The Mennonites at the mouth of our hollow would truly think they were homesteading at the Gates of Hell, if they knew what goes on a few miles deeper into the hills. Slug and Lettuce readers, on the other hand, will be pleased to know that a bunch of queer punx are whooping it up here at the Ida community in Middle Tennessee.
These hot summer days it seems like you can’t spend enough time picking Japanese beetles off the blackberries, killing cabbage worms, chasing snakes out of the chicken coop, working on the totally exciting kitchen renovation, or beating the heat in the creek with a cold one—not to mention making wine and pies and checking out plans for a still (it’s still legal in Tennessee, as if anybody cared, to distill a ‘personal supply’ of the stuff).
But enter the other big summer project: planning for the Ida Fruit Jam, the annual queer music festival that Ida’s hosting this September 18-24.
In response to the huge influx of punx who have been coming to the festival in recent years, some of us have been finally pulling our heads out of our asses and trying to make good on the threat that “this year we’re actually gonna book some bands! Now wouldn’t it be great to complement the great diversity of performances at the Fruit Jam by rocking out with a bunch of fellow queer punk rockers to a bunch of queer punk bands?
Having recently returned to the South after years living in Oakland, and relocating to the middle of the woods at that, I’ve struggled to think beyond my favorite west coast queer punk standards and do the fancy footwork to find some local-ish queer bands. The search has turned up a number of what I might call queer positive bands, who sport lovely lyrics about being gay but, how shall I put it, at the end of the day live in a primarily hetero world. It’s a delicate subject, looking into who is “actually queer”, and I’m not really interested in participating in the labels game at anyone else’s expense. If a band can have fun rocking and hanging out with the chaotic mix of wacked-out queerboes here at Ida, the ultimately that is all that matters to me.
However, I do have a bit of a personal itch to scratch. I sincerely appreciate queer positive bands with 100 F-ing % of my little gay heart but honestly, who else out there feels like they have two groups of friends, the punx and the queers, and that rarely the twain shall meet? In Oakland, the people I rocked out with at shows were very queer-positive but largely straight, and many of the fantastic people I found real queer community with avoided those very same shows and house parties like the plague. What is that about? As a little exercise I counted the queers I’ve gone to shows with and came up with roughly 30 people across the US. Now if I am pals with 300 punx (I didn’t bother to count that!) then that’s 10% which is the textbook figure for the percentage of queer people in the US. Sweet!

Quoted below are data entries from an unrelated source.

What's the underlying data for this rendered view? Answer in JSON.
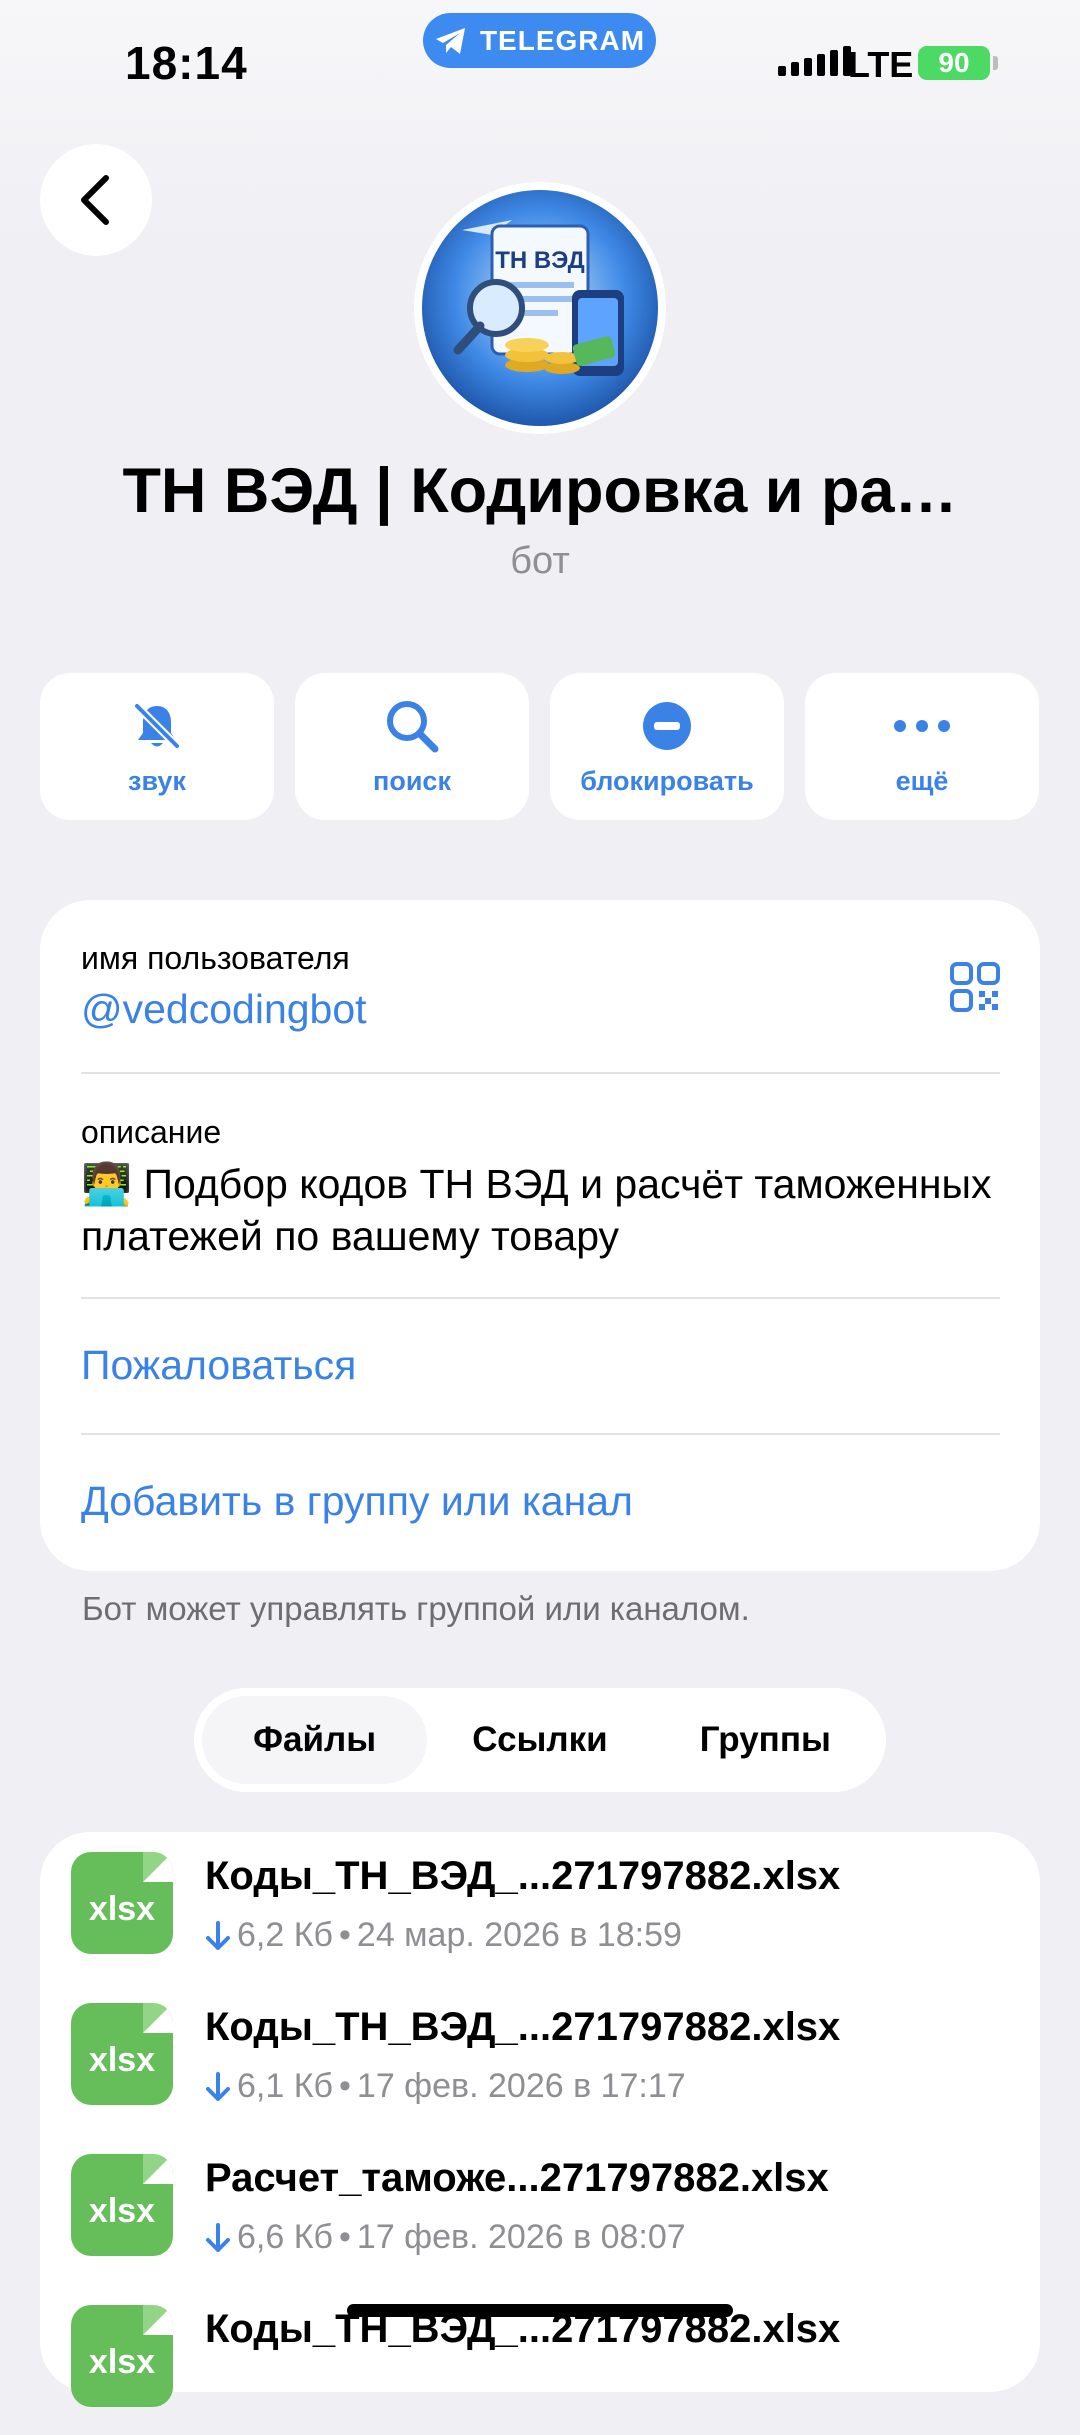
{
  "status_bar": {
    "time": "18:14",
    "app_pill": "TELEGRAM",
    "network": "LTE",
    "battery": "90"
  },
  "profile": {
    "title": "ТН ВЭД | Кодировка и ра…",
    "subtitle": "бот",
    "avatar_text": "ТН ВЭД"
  },
  "actions": [
    {
      "label": "звук",
      "icon": "bell-slash-icon"
    },
    {
      "label": "поиск",
      "icon": "search-icon"
    },
    {
      "label": "блокировать",
      "icon": "block-icon"
    },
    {
      "label": "ещё",
      "icon": "more-icon"
    }
  ],
  "info": {
    "username_label": "имя пользователя",
    "username": "@vedcodingbot",
    "description_label": "описание",
    "description_emoji": "👨‍💻",
    "description": "Подбор кодов ТН ВЭД и расчёт таможенных платежей по вашему товару",
    "report": "Пожаловаться",
    "add_to_group": "Добавить в группу или канал"
  },
  "hint": "Бот может управлять группой или каналом.",
  "tabs": [
    {
      "label": "Файлы",
      "active": true
    },
    {
      "label": "Ссылки",
      "active": false
    },
    {
      "label": "Группы",
      "active": false
    }
  ],
  "files": [
    {
      "ext": "xlsx",
      "name": "Коды_ТН_ВЭД_...271797882.xlsx",
      "size": "6,2 Кб",
      "date": "24 мар. 2026 в 18:59"
    },
    {
      "ext": "xlsx",
      "name": "Коды_ТН_ВЭД_...271797882.xlsx",
      "size": "6,1 Кб",
      "date": "17 фев. 2026 в 17:17"
    },
    {
      "ext": "xlsx",
      "name": "Расчет_таможе...271797882.xlsx",
      "size": "6,6 Кб",
      "date": "17 фев. 2026 в 08:07"
    },
    {
      "ext": "xlsx",
      "name": "Коды_ТН_ВЭД_...271797882.xlsx",
      "size": "",
      "date": ""
    }
  ],
  "colors": {
    "accent": "#3b82e6",
    "file_green": "#66be5a",
    "background": "#efeff4"
  }
}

I don’t have a problem after all! I certainly cannot make a blanket statement about homophobia in the US punk scene, between Martin sweating it up so GAYly with Limpwrist, and all the support I have found for my queer ass in the parts of the punk world I’ve encountered. Neither am I trying to make anybody feel insecure about the people they like to screw, and I know that straight-looking relationships can be very, very queer between the sheets. But I also know that I have felt a bit lonely at times and that I feel extra motivated to rock out with a bunch of queer punx to some really mind-blowing bands this Ida Fruit Jam as a part of knocking that loneliness to fucking mars. No doubt I am not the only person who feels that way—I think what happens at the Fruit Jam keeps some of us going all year long.
So, queer punx of the world, mark your calendars now for the Ida Fruit Jam, September 18-24, 2006. If you’re not already scribbling in your datebooks and booking mid-south tours to that feature Ida between Chattanooga and Asheville, let me tantalize you with tales of Fruit Jam madness: bonfire soirees in the creekbed; late-nite dance parties in the Farrah Fawcett Memorial Barn Breezeway; political burlesque on the “main stage” which is really a well-decorated extension of our farmhouse front porch; choosing between the fairytale gingerbread house shitter or the spaceship for your exquisite morning dump; waterfall hikes, caving, biking back roads to secret swimming holes; shacking up with a hot date (or two or three) in one of the barns. Think of the new heights in outfit greatness you can attain as the week builds from the intimate White Russian Kick-Off party in the dry creekbed Monday night (one of my favorite events, really, because it’s coated with anticipation of the exploits to come), towards the All Day Extravaganza on Saturday (which is long and flamboyant enough to sustain several transformations of drag fabulosity, actually).
Consider yourselves invited to come on down here. If you want your band to play (and I don’t at the moment mean in the sling in the barn loft), get in touch sooner rather than later. And please come visit anytime. Ida is about 70 miles east of Nashville and is fairly easily accessible off I-40. 615-597-4409. www.planetida.com
--by xxxarick, firstname.lastname@example.org